    it still is will help you to heal. I know you may not want to now and
    that is so understandable. You will always have her in your heart
    and her spirit to help you make it through. I hurt for your loss
    because of your immense love for one another. In a world where
    people do not appreciate and cherish their blessings, it can be hard
    to understand why yours was taken. Stay strong, be good to yourself
    and be just as you are now.

    May 27, 2008 at 12:53 am |
  2. Alex Varga

    Freedom has such an incredible expense. So many good Americans have given the ultimate of themselves. The right words are so hard to come by to express not only the thanks, but to try to ease the pains of those left behind. No matter the conflict, the losses seem so wasteful. But for me, I know in my heart, that our Heavenly Father has a special place for each of these lost heros. Just knowing He cares makes the grief easier to bear, though it will never stop. Perhaps that grief helps us not forgot and even overcomes the inner anger when we ask, why did it have to be him or her. I honor not only the lost ones, but also their loved ones left behind. Know each one is not forgotten and especially remembered each and every Memorial Day! God Bless to all!

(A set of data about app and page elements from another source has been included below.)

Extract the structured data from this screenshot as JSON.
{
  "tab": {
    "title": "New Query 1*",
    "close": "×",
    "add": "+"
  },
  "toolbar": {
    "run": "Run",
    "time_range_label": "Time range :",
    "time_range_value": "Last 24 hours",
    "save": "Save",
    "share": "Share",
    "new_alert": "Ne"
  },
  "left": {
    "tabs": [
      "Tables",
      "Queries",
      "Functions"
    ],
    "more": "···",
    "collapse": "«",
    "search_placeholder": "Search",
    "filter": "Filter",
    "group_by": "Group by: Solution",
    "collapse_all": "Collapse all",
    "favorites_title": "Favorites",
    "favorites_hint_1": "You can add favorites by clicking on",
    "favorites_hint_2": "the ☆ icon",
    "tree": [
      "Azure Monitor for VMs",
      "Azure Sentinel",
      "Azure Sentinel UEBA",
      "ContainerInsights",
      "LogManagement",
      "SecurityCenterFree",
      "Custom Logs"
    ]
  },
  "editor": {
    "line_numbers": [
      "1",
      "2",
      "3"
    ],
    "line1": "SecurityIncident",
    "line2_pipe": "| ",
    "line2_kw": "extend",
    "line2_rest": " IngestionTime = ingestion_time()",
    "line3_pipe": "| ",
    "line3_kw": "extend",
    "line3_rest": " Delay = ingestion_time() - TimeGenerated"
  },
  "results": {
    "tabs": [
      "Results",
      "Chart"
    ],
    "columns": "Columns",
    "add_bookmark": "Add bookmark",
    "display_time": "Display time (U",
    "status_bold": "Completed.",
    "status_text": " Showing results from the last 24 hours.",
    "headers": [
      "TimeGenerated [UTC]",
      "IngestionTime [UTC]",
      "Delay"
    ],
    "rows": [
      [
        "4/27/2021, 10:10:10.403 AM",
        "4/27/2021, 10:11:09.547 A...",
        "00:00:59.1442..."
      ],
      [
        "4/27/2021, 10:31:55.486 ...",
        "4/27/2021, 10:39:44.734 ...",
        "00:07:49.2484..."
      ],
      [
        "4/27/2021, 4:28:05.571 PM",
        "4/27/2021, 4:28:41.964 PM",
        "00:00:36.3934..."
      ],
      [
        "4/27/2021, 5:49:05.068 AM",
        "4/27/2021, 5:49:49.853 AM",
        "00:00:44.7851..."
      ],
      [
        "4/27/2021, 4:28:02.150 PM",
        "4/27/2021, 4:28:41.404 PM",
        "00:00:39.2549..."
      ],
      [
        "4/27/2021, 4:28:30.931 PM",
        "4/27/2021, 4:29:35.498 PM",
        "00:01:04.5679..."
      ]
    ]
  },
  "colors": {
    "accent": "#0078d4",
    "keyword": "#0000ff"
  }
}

    May 26, 2008 at 8:23 pm |
  3. Annie Kate

    Saying you have my condolences on your loss seems so inadequate but you do have my condolences. I lost my finance in Vietnam years ago and it is still hard to think about that day. I try to remember the days we had together and the fun and the love we shared. It helps but I would still give anything for just 5 minutes more.

    Blessings be Michael.

    Annie Kate
    Birmingham AL

    May 26, 2008 at 7:27 pm |
  4. Judi Smith

    I can only deal with our wonderful armed forces deaths the very same way I deal with a childs death – God wanted and needed them in heaven so they left us for a greater cause. Sincerely and with many prayers for the family and freinds left behind, Judi Smith from Warren, Michigan

    May 26, 2008 at 6:23 pm |
  5. CaseyJPS - California

    Michael touched on something I never thought of as a feeling someone else would have (it just didn't dawn on me). The desire to join a loved one upon their death. For me, it was a surprising moment of clarity and it was very calming. Shortly after his death, I remember turning out the light one night and saying out loud, after patting the bed, "I'll be with you soon." It wasn't about suicide, but I just don't know how to explain it in terms anyone else can understand. Thank you, Michael.

    May 26, 2008 at 6:03 pm |
  6. Betty Ann, Nacogdoches,TX

    I lost my cousin in Iraq. His life was just beginning at 19 years old.
    At first my family thought we could find something right or just about his death.
    After years of our country in this war, our pain is only multiplied by the fact that our administration put us in a war that had only one purpose and that was to pad political pockets. In their greed, they made us the enemies of the world.
    It is really difficult to swallow that my loved on died for that.
    The pain just never stops.
    I don't want to be around when karma strikes President Bush and VP Cheney, HELL NO!
    My heart and respect goes out to all those who have lost brave loved ones for our country.
    God Bless them all.

    May 26, 2008 at 2:18 pm |